=== Begin Enclosure ===

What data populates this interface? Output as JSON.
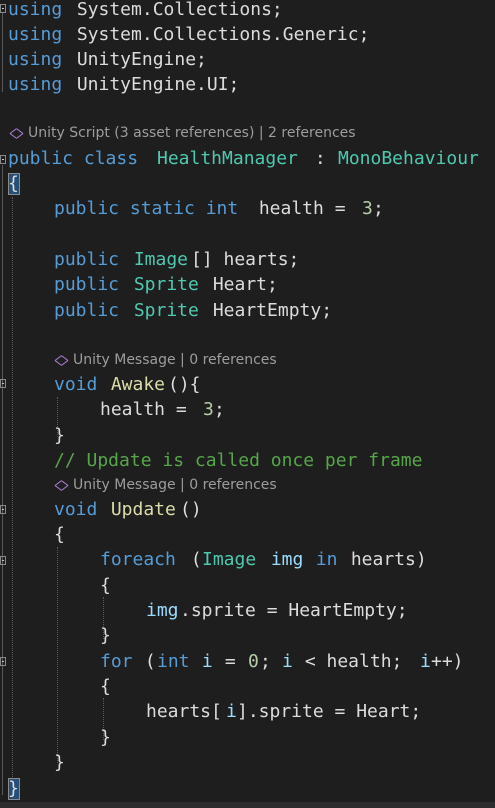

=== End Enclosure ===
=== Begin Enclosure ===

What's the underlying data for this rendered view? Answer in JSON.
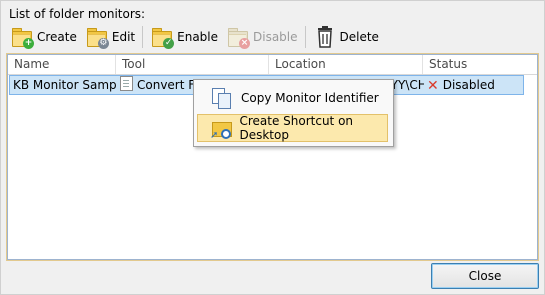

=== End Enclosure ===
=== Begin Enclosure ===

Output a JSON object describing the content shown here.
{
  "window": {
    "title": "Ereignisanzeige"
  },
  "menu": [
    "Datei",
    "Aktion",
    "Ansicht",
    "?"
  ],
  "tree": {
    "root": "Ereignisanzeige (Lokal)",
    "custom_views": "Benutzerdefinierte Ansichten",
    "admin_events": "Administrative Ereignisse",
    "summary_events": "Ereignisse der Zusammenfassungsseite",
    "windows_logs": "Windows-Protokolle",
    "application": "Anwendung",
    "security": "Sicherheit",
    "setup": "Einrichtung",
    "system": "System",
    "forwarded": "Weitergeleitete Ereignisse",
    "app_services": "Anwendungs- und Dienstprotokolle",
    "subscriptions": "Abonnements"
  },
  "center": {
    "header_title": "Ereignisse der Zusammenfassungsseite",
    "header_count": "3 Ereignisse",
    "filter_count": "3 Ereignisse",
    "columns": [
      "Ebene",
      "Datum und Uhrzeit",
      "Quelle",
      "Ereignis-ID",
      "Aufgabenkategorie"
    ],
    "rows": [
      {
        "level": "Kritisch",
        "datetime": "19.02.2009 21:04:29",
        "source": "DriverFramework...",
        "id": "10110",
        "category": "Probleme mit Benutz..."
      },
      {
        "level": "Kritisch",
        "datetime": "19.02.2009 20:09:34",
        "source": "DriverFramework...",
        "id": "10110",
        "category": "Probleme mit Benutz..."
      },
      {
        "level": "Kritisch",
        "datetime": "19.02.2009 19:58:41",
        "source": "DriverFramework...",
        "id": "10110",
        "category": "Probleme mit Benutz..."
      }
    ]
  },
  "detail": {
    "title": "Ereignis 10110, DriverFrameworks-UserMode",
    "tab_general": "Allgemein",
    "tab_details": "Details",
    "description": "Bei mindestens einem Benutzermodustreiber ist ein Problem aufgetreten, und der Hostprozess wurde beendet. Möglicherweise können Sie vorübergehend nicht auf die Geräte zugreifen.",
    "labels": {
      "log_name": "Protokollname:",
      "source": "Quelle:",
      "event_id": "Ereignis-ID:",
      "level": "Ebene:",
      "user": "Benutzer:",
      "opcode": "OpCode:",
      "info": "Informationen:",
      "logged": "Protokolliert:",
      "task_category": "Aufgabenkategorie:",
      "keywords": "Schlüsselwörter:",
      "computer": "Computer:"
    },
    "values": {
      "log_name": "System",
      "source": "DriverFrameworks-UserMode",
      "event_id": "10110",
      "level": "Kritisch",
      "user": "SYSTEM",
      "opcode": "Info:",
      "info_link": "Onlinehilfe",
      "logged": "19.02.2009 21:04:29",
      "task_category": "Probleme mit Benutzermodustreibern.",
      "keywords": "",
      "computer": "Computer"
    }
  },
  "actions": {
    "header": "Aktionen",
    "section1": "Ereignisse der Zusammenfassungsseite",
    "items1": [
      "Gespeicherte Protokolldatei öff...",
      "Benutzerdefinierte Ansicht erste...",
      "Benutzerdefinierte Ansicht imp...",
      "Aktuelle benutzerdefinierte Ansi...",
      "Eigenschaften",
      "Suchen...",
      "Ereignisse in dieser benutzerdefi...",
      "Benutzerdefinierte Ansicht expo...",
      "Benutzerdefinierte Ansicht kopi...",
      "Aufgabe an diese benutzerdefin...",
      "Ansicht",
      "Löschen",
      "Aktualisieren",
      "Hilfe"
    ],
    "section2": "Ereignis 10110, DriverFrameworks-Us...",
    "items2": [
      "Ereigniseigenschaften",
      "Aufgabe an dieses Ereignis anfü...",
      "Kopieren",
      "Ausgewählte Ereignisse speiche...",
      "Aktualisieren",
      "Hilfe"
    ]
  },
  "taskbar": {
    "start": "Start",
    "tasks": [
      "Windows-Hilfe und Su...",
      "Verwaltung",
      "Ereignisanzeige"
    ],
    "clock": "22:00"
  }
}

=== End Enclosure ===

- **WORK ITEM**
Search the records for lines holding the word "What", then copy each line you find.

- **TASK OUTPUT**
What data populates this interface? Output as JSON.
What's the underlying data for this rendered view? Answer in JSON.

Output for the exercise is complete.